What to do: Repeat the data exactly, so that every line matches the original.

Page and application data records
........

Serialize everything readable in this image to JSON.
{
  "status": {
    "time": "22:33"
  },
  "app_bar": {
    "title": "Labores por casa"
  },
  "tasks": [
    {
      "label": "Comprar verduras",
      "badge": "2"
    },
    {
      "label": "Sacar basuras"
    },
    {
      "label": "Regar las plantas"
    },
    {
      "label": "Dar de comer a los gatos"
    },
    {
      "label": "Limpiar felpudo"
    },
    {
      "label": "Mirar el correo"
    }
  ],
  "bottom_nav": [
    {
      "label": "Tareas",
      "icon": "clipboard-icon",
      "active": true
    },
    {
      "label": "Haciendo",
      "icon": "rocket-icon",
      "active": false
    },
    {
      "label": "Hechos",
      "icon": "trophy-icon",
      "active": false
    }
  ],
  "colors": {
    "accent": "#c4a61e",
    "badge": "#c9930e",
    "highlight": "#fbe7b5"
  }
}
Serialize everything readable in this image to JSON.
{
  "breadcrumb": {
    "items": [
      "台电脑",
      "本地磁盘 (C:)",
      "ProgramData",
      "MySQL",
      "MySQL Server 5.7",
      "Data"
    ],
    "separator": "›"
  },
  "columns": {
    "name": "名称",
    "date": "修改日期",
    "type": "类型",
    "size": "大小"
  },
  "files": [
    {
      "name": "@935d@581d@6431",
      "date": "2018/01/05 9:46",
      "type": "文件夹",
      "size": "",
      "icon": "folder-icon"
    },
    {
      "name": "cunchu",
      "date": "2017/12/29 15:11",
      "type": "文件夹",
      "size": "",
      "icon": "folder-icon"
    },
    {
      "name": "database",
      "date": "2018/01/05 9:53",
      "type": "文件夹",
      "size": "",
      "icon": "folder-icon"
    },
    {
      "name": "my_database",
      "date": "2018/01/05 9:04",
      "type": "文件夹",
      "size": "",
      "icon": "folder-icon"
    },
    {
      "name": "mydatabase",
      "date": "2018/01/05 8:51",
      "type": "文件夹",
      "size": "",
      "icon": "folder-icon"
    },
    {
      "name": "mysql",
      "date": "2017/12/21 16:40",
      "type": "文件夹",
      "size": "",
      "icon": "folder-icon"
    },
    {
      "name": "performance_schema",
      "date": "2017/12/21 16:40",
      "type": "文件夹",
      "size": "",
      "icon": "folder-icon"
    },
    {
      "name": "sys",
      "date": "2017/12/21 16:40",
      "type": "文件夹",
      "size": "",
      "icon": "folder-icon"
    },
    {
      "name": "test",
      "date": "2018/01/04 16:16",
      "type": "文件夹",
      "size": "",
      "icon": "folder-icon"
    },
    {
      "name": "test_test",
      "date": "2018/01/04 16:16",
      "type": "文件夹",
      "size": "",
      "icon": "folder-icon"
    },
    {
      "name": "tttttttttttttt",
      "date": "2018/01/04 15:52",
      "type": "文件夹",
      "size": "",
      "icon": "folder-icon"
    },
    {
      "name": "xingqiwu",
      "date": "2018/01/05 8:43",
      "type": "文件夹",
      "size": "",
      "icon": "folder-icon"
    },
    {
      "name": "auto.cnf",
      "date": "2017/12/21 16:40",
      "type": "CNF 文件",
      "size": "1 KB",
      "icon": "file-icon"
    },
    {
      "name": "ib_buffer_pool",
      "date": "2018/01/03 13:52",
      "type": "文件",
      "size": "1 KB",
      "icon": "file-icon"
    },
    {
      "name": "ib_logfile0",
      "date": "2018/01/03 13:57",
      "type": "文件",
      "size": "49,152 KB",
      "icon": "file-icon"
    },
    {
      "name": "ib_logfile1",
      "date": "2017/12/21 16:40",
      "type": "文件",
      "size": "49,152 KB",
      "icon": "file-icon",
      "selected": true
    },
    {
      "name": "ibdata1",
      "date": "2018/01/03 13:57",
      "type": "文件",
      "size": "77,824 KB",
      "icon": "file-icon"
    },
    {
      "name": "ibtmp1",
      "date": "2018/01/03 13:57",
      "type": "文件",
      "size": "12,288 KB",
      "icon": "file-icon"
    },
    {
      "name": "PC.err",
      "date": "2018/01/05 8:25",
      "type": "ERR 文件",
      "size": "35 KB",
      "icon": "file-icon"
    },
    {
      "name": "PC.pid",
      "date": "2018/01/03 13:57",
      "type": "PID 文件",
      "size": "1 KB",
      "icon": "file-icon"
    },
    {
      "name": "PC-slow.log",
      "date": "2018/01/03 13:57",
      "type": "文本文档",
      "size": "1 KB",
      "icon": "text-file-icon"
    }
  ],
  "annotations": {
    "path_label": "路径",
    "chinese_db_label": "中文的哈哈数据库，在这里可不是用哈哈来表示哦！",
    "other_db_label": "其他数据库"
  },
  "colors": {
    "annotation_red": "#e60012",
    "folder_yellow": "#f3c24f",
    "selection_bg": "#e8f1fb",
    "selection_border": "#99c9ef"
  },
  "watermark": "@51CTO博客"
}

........

Written reply:
Serialize everything readable in this image to JSON.
{
  "status": {
    "time": "22:33"
  },
  "app_bar": {
    "title": "Labores por casa"
  },
  "tasks": [
    {
      "label": "Comprar verduras",
      "badge": "2"
    },
    {
      "label": "Sacar basuras"
    },
    {
      "label": "Regar las plantas"
    },
    {
      "label": "Dar de comer a los gatos"
    },
    {
      "label": "Limpiar felpudo"
    },
    {
      "label": "Mirar el correo"
    }
  ],
  "bottom_nav": [
    {
      "label": "Tareas",
      "icon": "clipboard-icon",
      "active": true
    },
    {
      "label": "Haciendo",
      "icon": "rocket-icon",
      "active": false
    },
    {
      "label": "Hechos",
      "icon": "trophy-icon",
      "active": false
    }
  ],
  "colors": {
    "accent": "#c4a61e",
    "badge": "#c9930e",
    "highlight": "#fbe7b5"
  }
}
Serialize everything readable in this image to JSON.
{
  "breadcrumb": {
    "items": [
      "台电脑",
      "本地磁盘 (C:)",
      "ProgramData",
      "MySQL",
      "MySQL Server 5.7",
      "Data"
    ],
    "separator": "›"
  },
  "columns": {
    "name": "名称",
    "date": "修改日期",
    "type": "类型",
    "size": "大小"
  },
  "files": [
    {
      "name": "@935d@581d@6431",
      "date": "2018/01/05 9:46",
      "type": "文件夹",
      "size": "",
      "icon": "folder-icon"
    },
    {
      "name": "cunchu",
      "date": "2017/12/29 15:11",
      "type": "文件夹",
      "size": "",
      "icon": "folder-icon"
    },
    {
      "name": "database",
      "date": "2018/01/05 9:53",
      "type": "文件夹",
      "size": "",
      "icon": "folder-icon"
    },
    {
      "name": "my_database",
      "date": "2018/01/05 9:04",
      "type": "文件夹",
      "size": "",
      "icon": "folder-icon"
    },
    {
      "name": "mydatabase",
      "date": "2018/01/05 8:51",
      "type": "文件夹",
      "size": "",
      "icon": "folder-icon"
    },
    {
      "name": "mysql",
      "date": "2017/12/21 16:40",
      "type": "文件夹",
      "size": "",
      "icon": "folder-icon"
    },
    {
      "name": "performance_schema",
      "date": "2017/12/21 16:40",
      "type": "文件夹",
      "size": "",
      "icon": "folder-icon"
    },
    {
      "name": "sys",
      "date": "2017/12/21 16:40",
      "type": "文件夹",
      "size": "",
      "icon": "folder-icon"
    },
    {
      "name": "test",
      "date": "2018/01/04 16:16",
      "type": "文件夹",
      "size": "",
      "icon": "folder-icon"
    },
    {
      "name": "test_test",
      "date": "2018/01/04 16:16",
      "type": "文件夹",
      "size": "",
      "icon": "folder-icon"
    },
    {
      "name": "tttttttttttttt",
      "date": "2018/01/04 15:52",
      "type": "文件夹",
      "size": "",
      "icon": "folder-icon"
    },
    {
      "name": "xingqiwu",
      "date": "2018/01/05 8:43",
      "type": "文件夹",
      "size": "",
      "icon": "folder-icon"
    },
    {
      "name": "auto.cnf",
      "date": "2017/12/21 16:40",
      "type": "CNF 文件",
      "size": "1 KB",
      "icon": "file-icon"
    },
    {
      "name": "ib_buffer_pool",
      "date": "2018/01/03 13:52",
      "type": "文件",
      "size": "1 KB",
      "icon": "file-icon"
    },
    {
      "name": "ib_logfile0",
      "date": "2018/01/03 13:57",
      "type": "文件",
      "size": "49,152 KB",
      "icon": "file-icon"
    },
    {
      "name": "ib_logfile1",
      "date": "2017/12/21 16:40",
      "type": "文件",
      "size": "49,152 KB",
      "icon": "file-icon",
      "selected": true
    },
    {
      "name": "ibdata1",
      "date": "2018/01/03 13:57",
      "type": "文件",
      "size": "77,824 KB",
      "icon": "file-icon"
    },
    {
      "name": "ibtmp1",
      "date": "2018/01/03 13:57",
      "type": "文件",
      "size": "12,288 KB",
      "icon": "file-icon"
    },
    {
      "name": "PC.err",
      "date": "2018/01/05 8:25",
      "type": "ERR 文件",
      "size": "35 KB",
      "icon": "file-icon"
    },
    {
      "name": "PC.pid",
      "date": "2018/01/03 13:57",
      "type": "PID 文件",
      "size": "1 KB",
      "icon": "file-icon"
    },
    {
      "name": "PC-slow.log",
      "date": "2018/01/03 13:57",
      "type": "文本文档",
      "size": "1 KB",
      "icon": "text-file-icon"
    }
  ],
  "annotations": {
    "path_label": "路径",
    "chinese_db_label": "中文的哈哈数据库，在这里可不是用哈哈来表示哦！",
    "other_db_label": "其他数据库"
  },
  "colors": {
    "annotation_red": "#e60012",
    "folder_yellow": "#f3c24f",
    "selection_bg": "#e8f1fb",
    "selection_border": "#99c9ef"
  },
  "watermark": "@51CTO博客"
}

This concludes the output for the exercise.